## Acknowledgments

This work was supported in part by National Heart, Lung, and Blood Institute Grant R01 HL-50446 (to A. Pasipoularides), the Duke/National Science Foundation Engineering Research Center for Emerging Cardiovascular Technologies, and the North Carolina Super Computing Center/Cray Research (to A. Pasipoularides and M. Shu).

## Appendix

Under steady-state conditions, RV chamber geometry was interpolated between successive RT3D images as the weighted average of the changing endocardial border outline obtained using RT3D. It was sufficient to obtain the set of Fourier coefficients representing the geometry. For an arbitrary instant *t*
^{*} within a cardiac cycle, a given Fourier coefficient (*f*
^{*}) was calculated using the following algorithm.

Obtain the time intervals between *t*
^{*} and*t*
_{1},*t*
_{2}, … ,*t _{n}
*, where

*t*

_{1},

*t*

_{2}, … ,

*t*are RT3D frame sampling instants within a steady-state cardiac cycle of length

_{n}*T*. Let the time intervals be Δ

*t*

_{1}, Δ

*t*

_{2}, … ,Δ

*t*, where Calculate a quadratic weighting factor (

_{n}*d*) for RT3D frame at

_{i}*t*as Calculate total “weight” as Calculate the normalized weight (

_{i}*w*) of each RT3D frame at

_{i}*t*as Finally, letting

_{i}*f*be the corresponding Fourier coefficients at instants

_{i}*t*

_{1},

*t*

_{2}, … ,

*t*, calculate the desired Fourier coefficient at instant

_{n}*t*

^{*}using

## Footnotes

Address for reprint requests and other correspondence: D. D. Glower, Division of Cardiac and Thoracic Surgery, PO Box 3851 Med. Ctr., Duke Univ., Durham, NC 27710.

The costs of publication of this article were defrayed in part by the payment of page charges. The article must therefore be hereby marked “

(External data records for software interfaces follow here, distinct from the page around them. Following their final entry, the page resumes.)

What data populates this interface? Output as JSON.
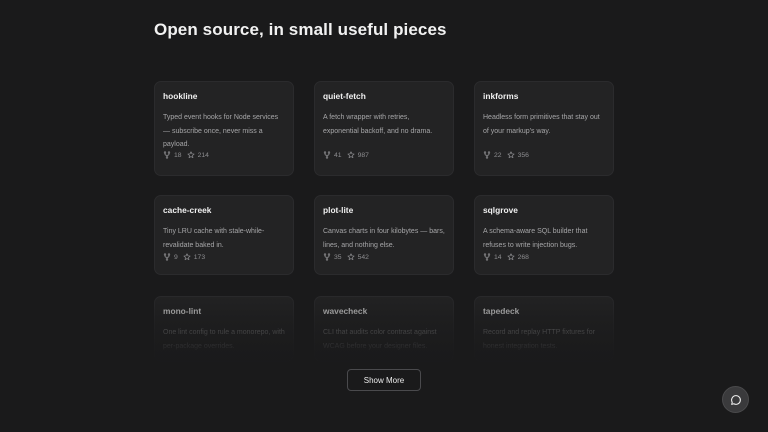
{
  "page": {
    "title": "Open source, in small useful pieces"
  },
  "cards": [
    {
      "name": "hookline",
      "description": "Typed event hooks for Node services — subscribe once, never miss a payload.",
      "forks": "18",
      "stars": "214"
    },
    {
      "name": "quiet-fetch",
      "description": "A fetch wrapper with retries, exponential backoff, and no drama.",
      "forks": "41",
      "stars": "987"
    },
    {
      "name": "inkforms",
      "description": "Headless form primitives that stay out of your markup's way.",
      "forks": "22",
      "stars": "356"
    },
    {
      "name": "cache-creek",
      "description": "Tiny LRU cache with stale-while-revalidate baked in.",
      "forks": "9",
      "stars": "173"
    },
    {
      "name": "plot-lite",
      "description": "Canvas charts in four kilobytes — bars, lines, and nothing else.",
      "forks": "35",
      "stars": "542"
    },
    {
      "name": "sqlgrove",
      "description": "A schema-aware SQL builder that refuses to write injection bugs.",
      "forks": "14",
      "stars": "268"
    },
    {
      "name": "mono-lint",
      "description": "One lint config to rule a monorepo, with per-package overrides.",
      "forks": "",
      "stars": ""
    },
    {
      "name": "wavecheck",
      "description": "CLI that audits color contrast against WCAG before your designer files.",
      "forks": "",
      "stars": ""
    },
    {
      "name": "tapedeck",
      "description": "Record and replay HTTP fixtures for honest integration tests.",
      "forks": "",
      "stars": ""
    }
  ],
  "actions": {
    "show_more_label": "Show More"
  },
  "icons": {
    "fork": "fork-icon",
    "star": "star-icon",
    "chat": "chat-bubble-icon"
  },
  "colors": {
    "background": "#1a1a1b",
    "card": "#232324",
    "text": "#f0f0f0",
    "muted": "#a6a6a8"
  }
}
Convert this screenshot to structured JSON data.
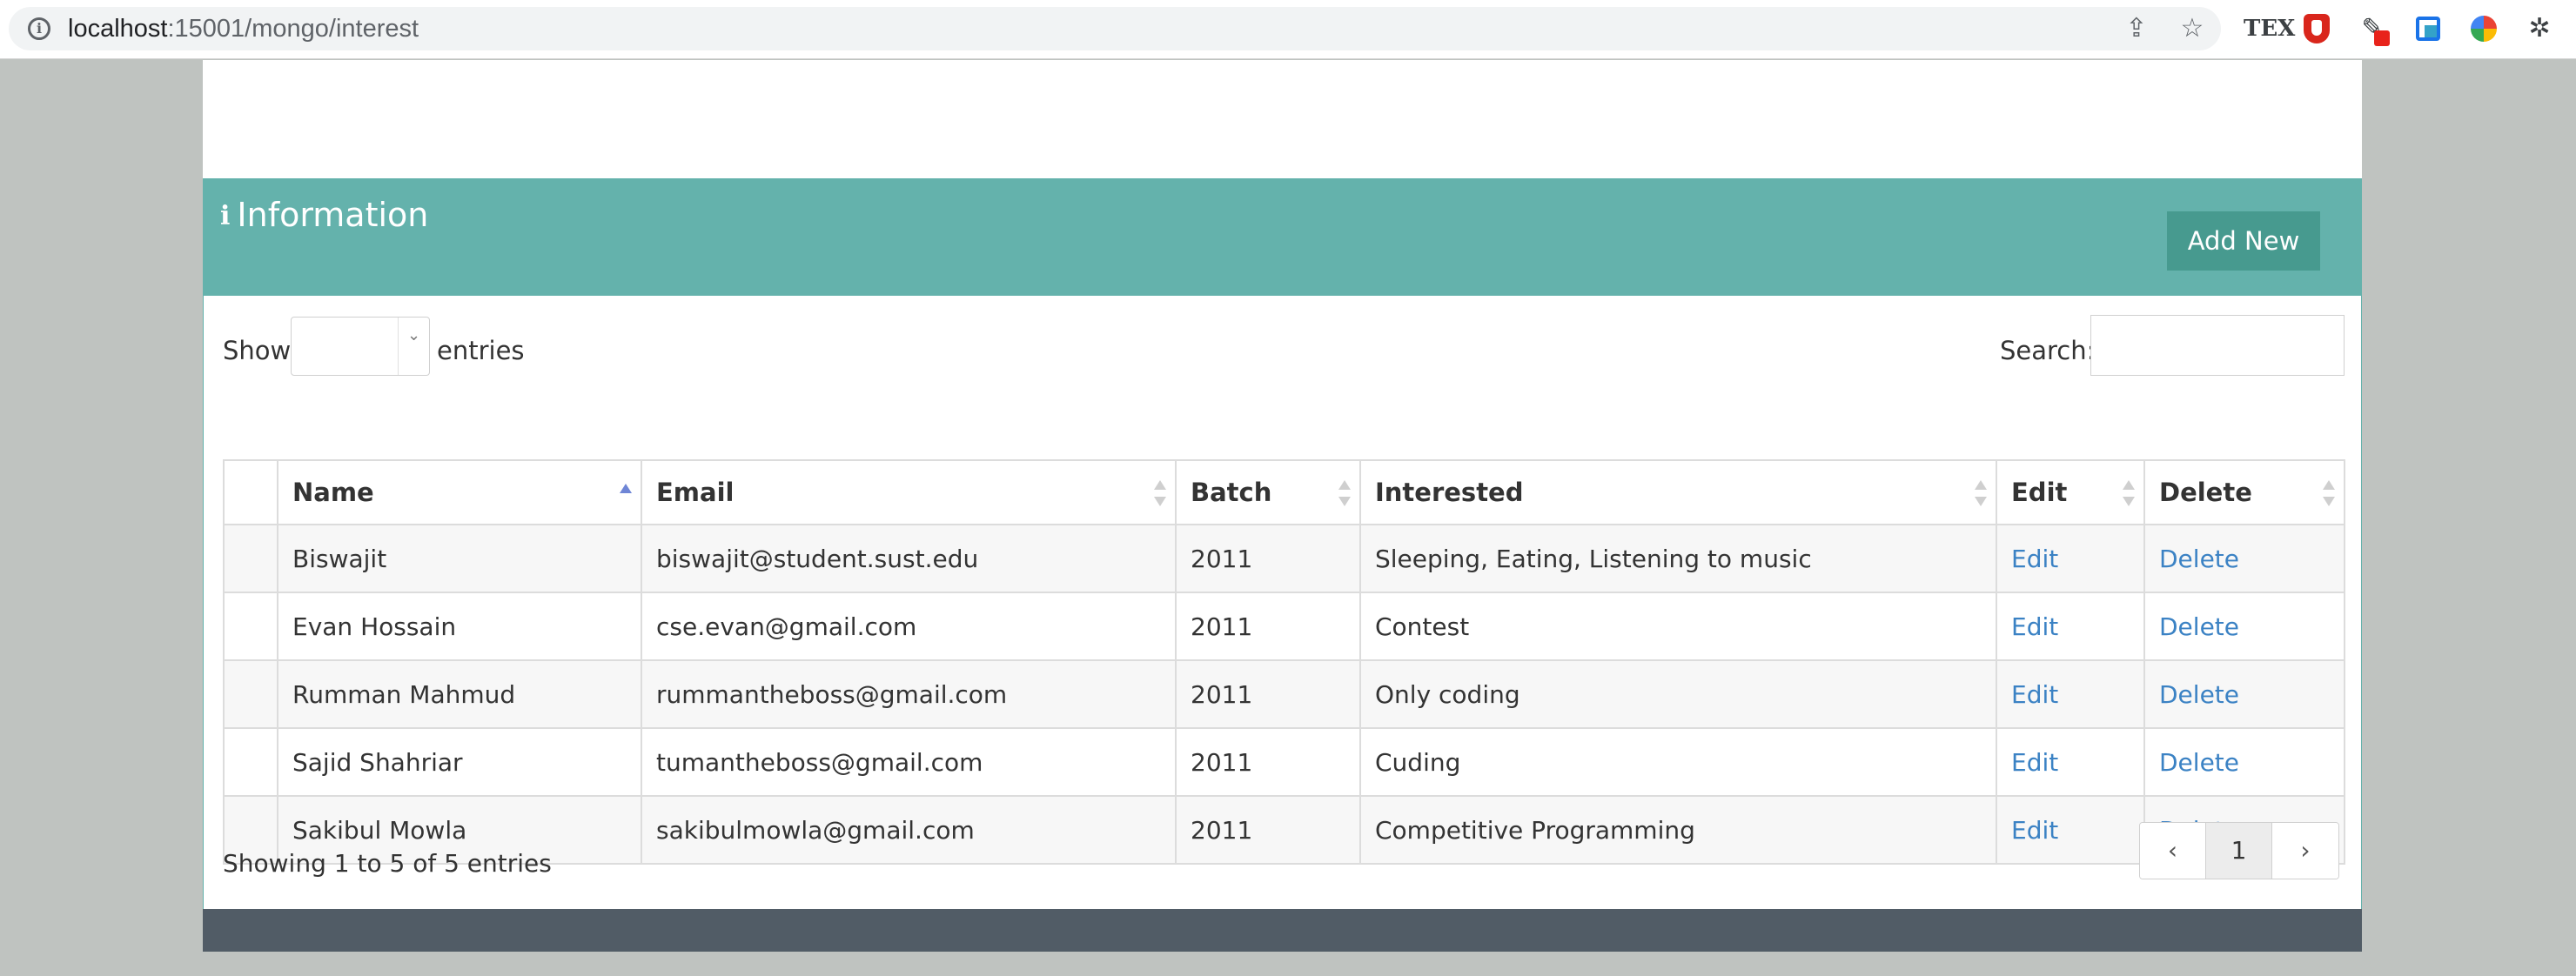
{
  "browser": {
    "url_host": "localhost",
    "url_path": ":15001/mongo/interest",
    "icons": [
      "info-icon",
      "share-icon",
      "star-icon",
      "tex-extension-icon",
      "shield-extension-icon",
      "eyedropper-extension-icon",
      "copy-extension-icon",
      "color-wheel-extension-icon",
      "puzzle-extensions-icon"
    ]
  },
  "panel": {
    "title_icon": "i",
    "title": "Information",
    "add_button": "Add New"
  },
  "controls": {
    "show_label": "Show",
    "entries_label": "entries",
    "search_label": "Search:",
    "search_value": "",
    "length_value": ""
  },
  "table": {
    "columns": [
      "",
      "Name",
      "Email",
      "Batch",
      "Interested",
      "Edit",
      "Delete"
    ],
    "sorted_column": "Name",
    "sort_direction": "ascending",
    "rows": [
      {
        "name": "Biswajit",
        "email": "biswajit@student.sust.edu",
        "batch": "2011",
        "interested": "Sleeping, Eating, Listening to music",
        "edit": "Edit",
        "delete": "Delete"
      },
      {
        "name": "Evan Hossain",
        "email": "cse.evan@gmail.com",
        "batch": "2011",
        "interested": "Contest",
        "edit": "Edit",
        "delete": "Delete"
      },
      {
        "name": "Rumman Mahmud",
        "email": "rummantheboss@gmail.com",
        "batch": "2011",
        "interested": "Only coding",
        "edit": "Edit",
        "delete": "Delete"
      },
      {
        "name": "Sajid Shahriar",
        "email": "tumantheboss@gmail.com",
        "batch": "2011",
        "interested": "Cuding",
        "edit": "Edit",
        "delete": "Delete"
      },
      {
        "name": "Sakibul Mowla",
        "email": "sakibulmowla@gmail.com",
        "batch": "2011",
        "interested": "Competitive Programming",
        "edit": "Edit",
        "delete": "Delete"
      }
    ]
  },
  "footer": {
    "info": "Showing 1 to 5 of 5 entries",
    "prev": "‹",
    "page": "1",
    "next": "›"
  },
  "colors": {
    "panel_header": "#64b2ac",
    "add_button": "#479a8f",
    "link": "#3b82c4",
    "footer_bar": "#515c66"
  }
}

*advertisement*” in accordance with 18 U.S.C. Section 1734 solely to indicate this fact.First published September 12, 2002;10.1152/ajpheart.00577.2002

- Copyright © 2003 the American Physiological Society